▶ **WHAT TO PRODUCE**
Write out the entries exactly, pictures excluded.

▶ **SOURCE INFORMATION**
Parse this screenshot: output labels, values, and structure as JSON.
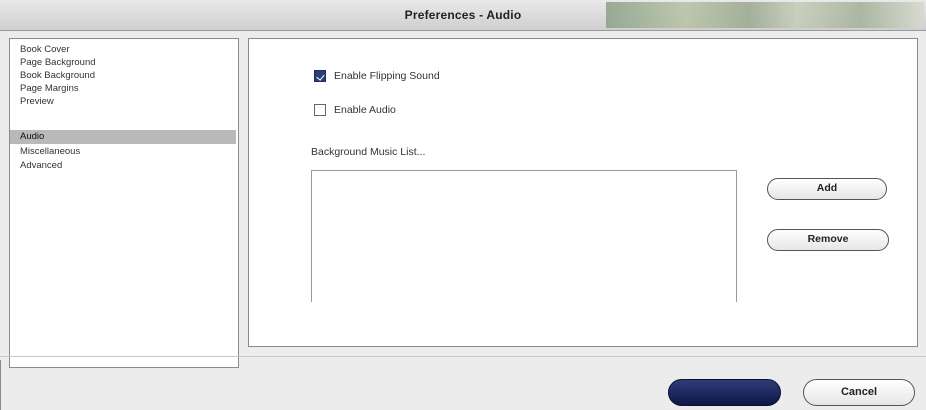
{
  "window": {
    "title": "Preferences - Audio"
  },
  "sidebar": {
    "items": [
      {
        "label": "Book Cover",
        "selected": false
      },
      {
        "label": "Page Background",
        "selected": false
      },
      {
        "label": "Book Background",
        "selected": false
      },
      {
        "label": "Page Margins",
        "selected": false
      },
      {
        "label": "Preview",
        "selected": false
      },
      {
        "label": "Audio",
        "selected": true
      },
      {
        "label": "Miscellaneous",
        "selected": false
      },
      {
        "label": "Advanced",
        "selected": false
      }
    ]
  },
  "audio": {
    "flipping_sound": {
      "label": "Enable Flipping Sound",
      "checked": true
    },
    "enable_audio": {
      "label": "Enable Audio",
      "checked": false
    },
    "music_list_label": "Background Music List...",
    "music_list_items": [],
    "add_label": "Add",
    "remove_label": "Remove"
  },
  "footer": {
    "ok_label": "",
    "cancel_label": "Cancel"
  },
  "colors": {
    "accent": "#1a2458",
    "selection": "#b9b9b9",
    "window_bg": "#ececec"
  }
}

▶ **REPLY**
Parse this screenshot: output labels, values, and structure as JSON.
{
  "window": {
    "title": "Preferences - Audio"
  },
  "sidebar": {
    "items": [
      {
        "label": "Book Cover",
        "selected": false
      },
      {
        "label": "Page Background",
        "selected": false
      },
      {
        "label": "Book Background",
        "selected": false
      },
      {
        "label": "Page Margins",
        "selected": false
      },
      {
        "label": "Preview",
        "selected": false
      },
      {
        "label": "Audio",
        "selected": true
      },
      {
        "label": "Miscellaneous",
        "selected": false
      },
      {
        "label": "Advanced",
        "selected": false
      }
    ]
  },
  "audio": {
    "flipping_sound": {
      "label": "Enable Flipping Sound",
      "checked": true
    },
    "enable_audio": {
      "label": "Enable Audio",
      "checked": false
    },
    "music_list_label": "Background Music List...",
    "music_list_items": [],
    "add_label": "Add",
    "remove_label": "Remove"
  },
  "footer": {
    "ok_label": "",
    "cancel_label": "Cancel"
  },
  "colors": {
    "accent": "#1a2458",
    "selection": "#b9b9b9",
    "window_bg": "#ececec"
  }
}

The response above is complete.